The family beach trips became miniature Superstars competitions.
“We’d have the nightly Putt-Putt tournaments and then the tennis tournaments where we’d divide up and play, and if we could have found a basketball goal somewhere, then it really would have been on,” Lee said.
“It was competition 24-7. I didn’t let them win at anything until they earned it, and when they earned it, they would let me know real fast that they beat me.”
Even with the shoulder injury he suffered in the UCF game earlier this season, Shaw is significantly healthier than he was at any time a year ago when he fractured his scapula in his throwing shoulder against Vanderbilt in the opener and suffered a Lisfranc fracture in his left foot in late October against Tennessee.
“I don’t see how he finished the season a year ago, to be honest with you,” said Lee, who typically drives all night to attend Shaw’s games on Saturdays after coaching his team on Friday nights.
“He’d run on the side of his foot for so long that he had to learn to walk heel-toe again. But, again, he’s just so driven to not let his team down.”
He’s equally determined to have his teammates’ backs. That was never more apparent than the aftermath of the Jadeveon Clowney dust-up two weeks ago when the Gamecocks’ star defensive end didn’t play against Kentucky. After the game, Shaw offered a passionate defense of Clowney and made it clear that there was no division in the Gamecocks’ locker room.
“It really did piss me off,” Shaw said. “Everybody around us was making it such a big deal even though it didn’t faze us in the locker room. People were really crucifying Clowney after one game, and people get hurt all the time. I had to step up and say something and make sure people realize that Clowney has helped us win a lot of big-time games and he will in the future as well.”
Those kind of leadership skills should serve Shaw well when he’s done with football.
He’s interesting in getting into special forces with the military and has a couple of buddies who are Army Rangers. He’s already gone sky-diving with them this offseason and is continually picking their brains.
“If that ends up being his calling, he’d make one heck of a soldier,” Lee said.

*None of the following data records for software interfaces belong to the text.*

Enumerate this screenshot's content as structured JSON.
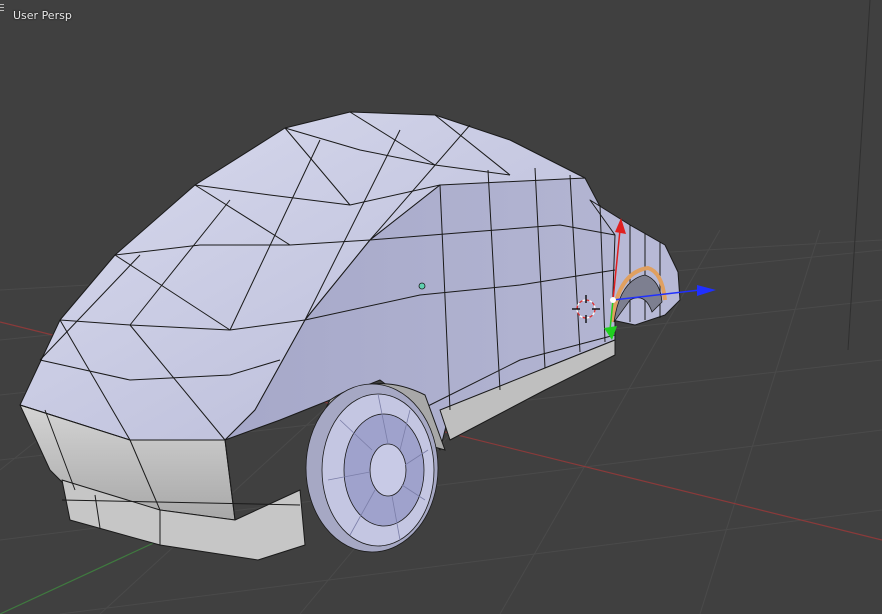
{
  "viewport": {
    "label": "User Persp",
    "mode": "perspective",
    "background_color": "#404040"
  },
  "scene": {
    "object": "car-body-mesh",
    "grid_color": "#4a4a4a",
    "x_axis_color": "#8a3a3a",
    "y_axis_color": "#3f7a3f"
  },
  "gizmo": {
    "x_color": "#e02020",
    "y_color": "#20d020",
    "z_color": "#2030ff"
  },
  "icons": {
    "corner": "view-menu-icon",
    "cursor": "3d-cursor-icon",
    "origin": "object-origin-icon"
  }
}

For the time being, Shaw will have to settle for being one heck of a quarterback.
But, then, Shaw has never been in it for the attention.

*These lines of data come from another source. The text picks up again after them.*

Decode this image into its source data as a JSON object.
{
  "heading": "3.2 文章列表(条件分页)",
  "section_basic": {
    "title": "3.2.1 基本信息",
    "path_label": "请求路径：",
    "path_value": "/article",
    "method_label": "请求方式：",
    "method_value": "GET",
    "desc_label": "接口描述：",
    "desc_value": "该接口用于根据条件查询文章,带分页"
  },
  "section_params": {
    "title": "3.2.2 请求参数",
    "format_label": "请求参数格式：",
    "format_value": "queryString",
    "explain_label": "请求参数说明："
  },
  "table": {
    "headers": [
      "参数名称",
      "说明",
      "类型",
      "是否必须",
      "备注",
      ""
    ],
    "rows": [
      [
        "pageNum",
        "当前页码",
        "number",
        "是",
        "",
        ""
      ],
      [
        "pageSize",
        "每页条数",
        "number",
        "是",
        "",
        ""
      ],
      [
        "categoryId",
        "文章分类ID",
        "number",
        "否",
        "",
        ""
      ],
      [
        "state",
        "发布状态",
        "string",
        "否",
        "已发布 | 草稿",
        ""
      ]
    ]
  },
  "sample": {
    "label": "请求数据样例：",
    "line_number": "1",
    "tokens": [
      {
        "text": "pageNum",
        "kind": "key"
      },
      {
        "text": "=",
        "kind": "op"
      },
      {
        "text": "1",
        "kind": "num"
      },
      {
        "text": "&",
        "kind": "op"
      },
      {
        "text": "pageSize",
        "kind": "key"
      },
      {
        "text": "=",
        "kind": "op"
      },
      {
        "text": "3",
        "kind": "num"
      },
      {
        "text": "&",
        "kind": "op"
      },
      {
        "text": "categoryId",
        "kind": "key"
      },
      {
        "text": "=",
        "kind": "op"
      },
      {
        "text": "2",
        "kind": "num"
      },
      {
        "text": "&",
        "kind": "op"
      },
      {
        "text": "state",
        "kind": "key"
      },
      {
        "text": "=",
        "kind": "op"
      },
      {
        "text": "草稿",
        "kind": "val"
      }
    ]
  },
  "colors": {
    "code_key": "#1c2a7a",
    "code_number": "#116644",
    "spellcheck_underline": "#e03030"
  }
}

“Ten years from now, people aren’t going to ask Connor Shaw, ‘How much attention did you get?’ ” Spurrier said. “They’re going to ask him, ‘What was your record? How many games did you win, and how many games did you lose?’ That’s basically all that’s going to be remembered when your playing days are over.”
Shaw wouldn’t have it any other way, and he’ll only cement his legacy if he can guide the No. 11 Gamecocks to Atlanta for a shot at their first SEC championship.
“One of the reasons I came to South Carolina was there was an opportunity to do a lot of things for the first time,” Shaw said. “We’ve done some of those things, but have more to do.”
Like any fierce competitor, Shaw wants to be remembered as a winner.
But there’s also something else that’s even dearer to his heart.
“Just being a good teammate and playing through everything I could to always be there for this team,” Shaw said. “That’s how I hope I’ll be remembered.”
Something says he’ll get his wish.